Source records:

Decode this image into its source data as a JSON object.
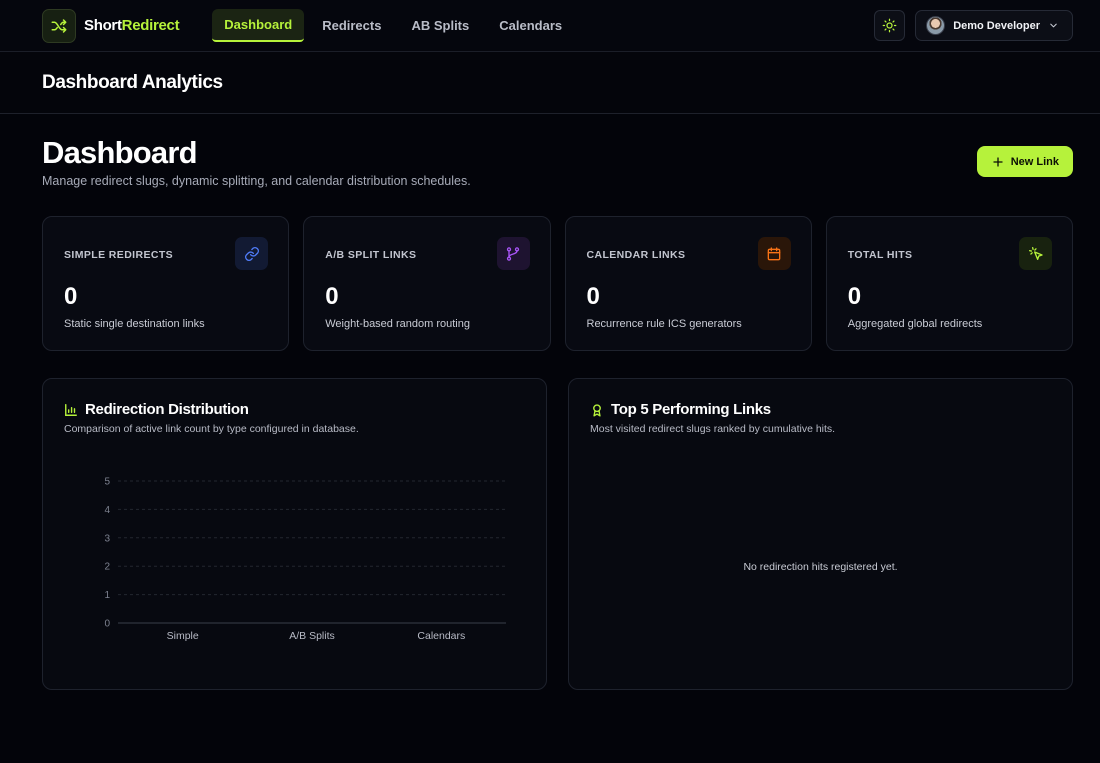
{
  "brand": {
    "name_part1": "Short",
    "name_part2": "Redirect",
    "accent": "#b6f23b"
  },
  "nav": {
    "items": [
      {
        "label": "Dashboard",
        "active": true
      },
      {
        "label": "Redirects",
        "active": false
      },
      {
        "label": "AB Splits",
        "active": false
      },
      {
        "label": "Calendars",
        "active": false
      }
    ]
  },
  "header": {
    "theme_icon": "sun-icon",
    "user_name": "Demo Developer",
    "menu_icon": "chevron-down-icon"
  },
  "subheader": {
    "title": "Dashboard Analytics"
  },
  "page": {
    "title": "Dashboard",
    "subtitle": "Manage redirect slugs, dynamic splitting, and calendar distribution schedules.",
    "new_link_label": "New Link"
  },
  "stats": [
    {
      "label": "SIMPLE REDIRECTS",
      "value": "0",
      "desc": "Static single destination links",
      "icon": "link-icon",
      "color": "#4f7bf7"
    },
    {
      "label": "A/B SPLIT LINKS",
      "value": "0",
      "desc": "Weight-based random routing",
      "icon": "git-branch-icon",
      "color": "#a855f7"
    },
    {
      "label": "CALENDAR LINKS",
      "value": "0",
      "desc": "Recurrence rule ICS generators",
      "icon": "calendar-icon",
      "color": "#f97316"
    },
    {
      "label": "TOTAL HITS",
      "value": "0",
      "desc": "Aggregated global redirects",
      "icon": "cursor-click-icon",
      "color": "#b6f23b"
    }
  ],
  "distribution": {
    "title": "Redirection Distribution",
    "subtitle": "Comparison of active link count by type configured in database."
  },
  "chart_data": {
    "type": "bar",
    "categories": [
      "Simple",
      "A/B Splits",
      "Calendars"
    ],
    "values": [
      0,
      0,
      0
    ],
    "yticks": [
      "0",
      "1",
      "2",
      "3",
      "4",
      "5"
    ],
    "ylim": [
      0,
      5
    ],
    "grid": true
  },
  "top_links": {
    "title": "Top 5 Performing Links",
    "subtitle": "Most visited redirect slugs ranked by cumulative hits.",
    "empty_message": "No redirection hits registered yet."
  }
}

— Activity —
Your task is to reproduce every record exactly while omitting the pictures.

— Your solution —
Decode this image into its source data as a JSON object.
{
  "brand": {
    "name_part1": "Short",
    "name_part2": "Redirect",
    "accent": "#b6f23b"
  },
  "nav": {
    "items": [
      {
        "label": "Dashboard",
        "active": true
      },
      {
        "label": "Redirects",
        "active": false
      },
      {
        "label": "AB Splits",
        "active": false
      },
      {
        "label": "Calendars",
        "active": false
      }
    ]
  },
  "header": {
    "theme_icon": "sun-icon",
    "user_name": "Demo Developer",
    "menu_icon": "chevron-down-icon"
  },
  "subheader": {
    "title": "Dashboard Analytics"
  },
  "page": {
    "title": "Dashboard",
    "subtitle": "Manage redirect slugs, dynamic splitting, and calendar distribution schedules.",
    "new_link_label": "New Link"
  },
  "stats": [
    {
      "label": "SIMPLE REDIRECTS",
      "value": "0",
      "desc": "Static single destination links",
      "icon": "link-icon",
      "color": "#4f7bf7"
    },
    {
      "label": "A/B SPLIT LINKS",
      "value": "0",
      "desc": "Weight-based random routing",
      "icon": "git-branch-icon",
      "color": "#a855f7"
    },
    {
      "label": "CALENDAR LINKS",
      "value": "0",
      "desc": "Recurrence rule ICS generators",
      "icon": "calendar-icon",
      "color": "#f97316"
    },
    {
      "label": "TOTAL HITS",
      "value": "0",
      "desc": "Aggregated global redirects",
      "icon": "cursor-click-icon",
      "color": "#b6f23b"
    }
  ],
  "distribution": {
    "title": "Redirection Distribution",
    "subtitle": "Comparison of active link count by type configured in database."
  },
  "chart_data": {
    "type": "bar",
    "categories": [
      "Simple",
      "A/B Splits",
      "Calendars"
    ],
    "values": [
      0,
      0,
      0
    ],
    "yticks": [
      "0",
      "1",
      "2",
      "3",
      "4",
      "5"
    ],
    "ylim": [
      0,
      5
    ],
    "grid": true
  },
  "top_links": {
    "title": "Top 5 Performing Links",
    "subtitle": "Most visited redirect slugs ranked by cumulative hits.",
    "empty_message": "No redirection hits registered yet."
  }
}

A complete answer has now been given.